• WHAT IS REQUIRED
Without the pictures, reproduce the entries below exactly.

** DATA SUPPLIED follows **

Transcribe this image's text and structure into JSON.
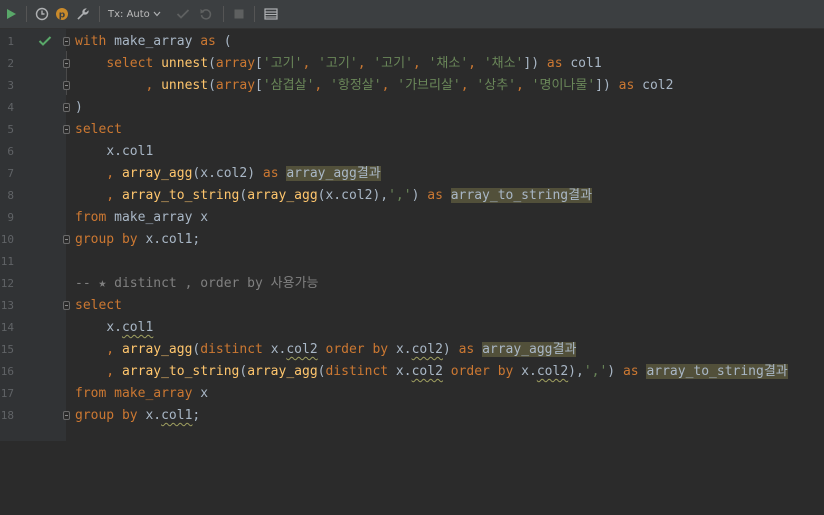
{
  "toolbar": {
    "tx_label": "Tx: Auto"
  },
  "gutter": {
    "line_numbers": [
      "1",
      "2",
      "3",
      "4",
      "5",
      "6",
      "7",
      "8",
      "9",
      "10",
      "11",
      "12",
      "13",
      "14",
      "15",
      "16",
      "17",
      "18"
    ]
  },
  "code": {
    "l1": {
      "kw1": "with",
      "t1": " make_array ",
      "kw2": "as",
      "t2": " ("
    },
    "l2": {
      "indent": "    ",
      "kw1": "select",
      "t1": " ",
      "fn1": "unnest",
      "t2": "(",
      "kw2": "array",
      "t3": "[",
      "s1": "'고기'",
      "c1": ", ",
      "s2": "'고기'",
      "c2": ", ",
      "s3": "'고기'",
      "c3": ", ",
      "s4": "'채소'",
      "c4": ", ",
      "s5": "'채소'",
      "t4": "]) ",
      "kw3": "as",
      "t5": " col1"
    },
    "l3": {
      "indent": "         , ",
      "fn1": "unnest",
      "t1": "(",
      "kw1": "array",
      "t2": "[",
      "s1": "'삼겹살'",
      "c1": ", ",
      "s2": "'항정살'",
      "c2": ", ",
      "s3": "'가브리살'",
      "c3": ", ",
      "s4": "'상추'",
      "c4": ", ",
      "s5": "'명이나물'",
      "t3": "]) ",
      "kw2": "as",
      "t4": " col2"
    },
    "l4": {
      "t1": ")"
    },
    "l5": {
      "kw1": "select"
    },
    "l6": {
      "indent": "    ",
      "t1": "x.col1"
    },
    "l7": {
      "indent": "    , ",
      "fn1": "array_agg",
      "t1": "(x.col2) ",
      "kw1": "as",
      "t2": " ",
      "hl": "array_agg결과"
    },
    "l8": {
      "indent": "    , ",
      "fn1": "array_to_string",
      "t1": "(",
      "fn2": "array_agg",
      "t2": "(x.col2),",
      "s1": "','",
      "t3": ") ",
      "kw1": "as",
      "t4": " ",
      "hl": "array_to_string결과"
    },
    "l9": {
      "kw1": "from",
      "t1": " make_array x"
    },
    "l10": {
      "kw1": "group by",
      "t1": " x.col1;"
    },
    "l12": {
      "cm": "-- ★ distinct , order by 사용가능"
    },
    "l13": {
      "kw1": "select"
    },
    "l14": {
      "indent": "    ",
      "t1": "x.",
      "w1": "col1"
    },
    "l15": {
      "indent": "    , ",
      "fn1": "array_agg",
      "t1": "(",
      "kw1": "distinct",
      "t2": " x.",
      "w1": "col2",
      "t3": " ",
      "kw2": "order by",
      "t4": " x.",
      "w2": "col2",
      "t5": ") ",
      "kw3": "as",
      "t6": " ",
      "hl": "array_agg결과"
    },
    "l16": {
      "indent": "    , ",
      "fn1": "array_to_string",
      "t1": "(",
      "fn2": "array_agg",
      "t2": "(",
      "kw1": "distinct",
      "t3": " x.",
      "w1": "col2",
      "t4": " ",
      "kw2": "order by",
      "t5": " x.",
      "w2": "col2",
      "t6": "),",
      "s1": "','",
      "t7": ") ",
      "kw3": "as",
      "t8": " ",
      "hl": "array_to_string결과"
    },
    "l17": {
      "kw1": "from",
      "t1": " ",
      "kw2": "make_array",
      "t2": " x"
    },
    "l18": {
      "kw1": "group by",
      "t1": " x.",
      "w1": "col1",
      "t2": ";"
    }
  }
}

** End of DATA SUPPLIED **

• SOLVED EXERCISE
Transcribe this image's text and structure into JSON.
{
  "toolbar": {
    "tx_label": "Tx: Auto"
  },
  "gutter": {
    "line_numbers": [
      "1",
      "2",
      "3",
      "4",
      "5",
      "6",
      "7",
      "8",
      "9",
      "10",
      "11",
      "12",
      "13",
      "14",
      "15",
      "16",
      "17",
      "18"
    ]
  },
  "code": {
    "l1": {
      "kw1": "with",
      "t1": " make_array ",
      "kw2": "as",
      "t2": " ("
    },
    "l2": {
      "indent": "    ",
      "kw1": "select",
      "t1": " ",
      "fn1": "unnest",
      "t2": "(",
      "kw2": "array",
      "t3": "[",
      "s1": "'고기'",
      "c1": ", ",
      "s2": "'고기'",
      "c2": ", ",
      "s3": "'고기'",
      "c3": ", ",
      "s4": "'채소'",
      "c4": ", ",
      "s5": "'채소'",
      "t4": "]) ",
      "kw3": "as",
      "t5": " col1"
    },
    "l3": {
      "indent": "         , ",
      "fn1": "unnest",
      "t1": "(",
      "kw1": "array",
      "t2": "[",
      "s1": "'삼겹살'",
      "c1": ", ",
      "s2": "'항정살'",
      "c2": ", ",
      "s3": "'가브리살'",
      "c3": ", ",
      "s4": "'상추'",
      "c4": ", ",
      "s5": "'명이나물'",
      "t3": "]) ",
      "kw2": "as",
      "t4": " col2"
    },
    "l4": {
      "t1": ")"
    },
    "l5": {
      "kw1": "select"
    },
    "l6": {
      "indent": "    ",
      "t1": "x.col1"
    },
    "l7": {
      "indent": "    , ",
      "fn1": "array_agg",
      "t1": "(x.col2) ",
      "kw1": "as",
      "t2": " ",
      "hl": "array_agg결과"
    },
    "l8": {
      "indent": "    , ",
      "fn1": "array_to_string",
      "t1": "(",
      "fn2": "array_agg",
      "t2": "(x.col2),",
      "s1": "','",
      "t3": ") ",
      "kw1": "as",
      "t4": " ",
      "hl": "array_to_string결과"
    },
    "l9": {
      "kw1": "from",
      "t1": " make_array x"
    },
    "l10": {
      "kw1": "group by",
      "t1": " x.col1;"
    },
    "l12": {
      "cm": "-- ★ distinct , order by 사용가능"
    },
    "l13": {
      "kw1": "select"
    },
    "l14": {
      "indent": "    ",
      "t1": "x.",
      "w1": "col1"
    },
    "l15": {
      "indent": "    , ",
      "fn1": "array_agg",
      "t1": "(",
      "kw1": "distinct",
      "t2": " x.",
      "w1": "col2",
      "t3": " ",
      "kw2": "order by",
      "t4": " x.",
      "w2": "col2",
      "t5": ") ",
      "kw3": "as",
      "t6": " ",
      "hl": "array_agg결과"
    },
    "l16": {
      "indent": "    , ",
      "fn1": "array_to_string",
      "t1": "(",
      "fn2": "array_agg",
      "t2": "(",
      "kw1": "distinct",
      "t3": " x.",
      "w1": "col2",
      "t4": " ",
      "kw2": "order by",
      "t5": " x.",
      "w2": "col2",
      "t6": "),",
      "s1": "','",
      "t7": ") ",
      "kw3": "as",
      "t8": " ",
      "hl": "array_to_string결과"
    },
    "l17": {
      "kw1": "from",
      "t1": " ",
      "kw2": "make_array",
      "t2": " x"
    },
    "l18": {
      "kw1": "group by",
      "t1": " x.",
      "w1": "col1",
      "t2": ";"
    }
  }
}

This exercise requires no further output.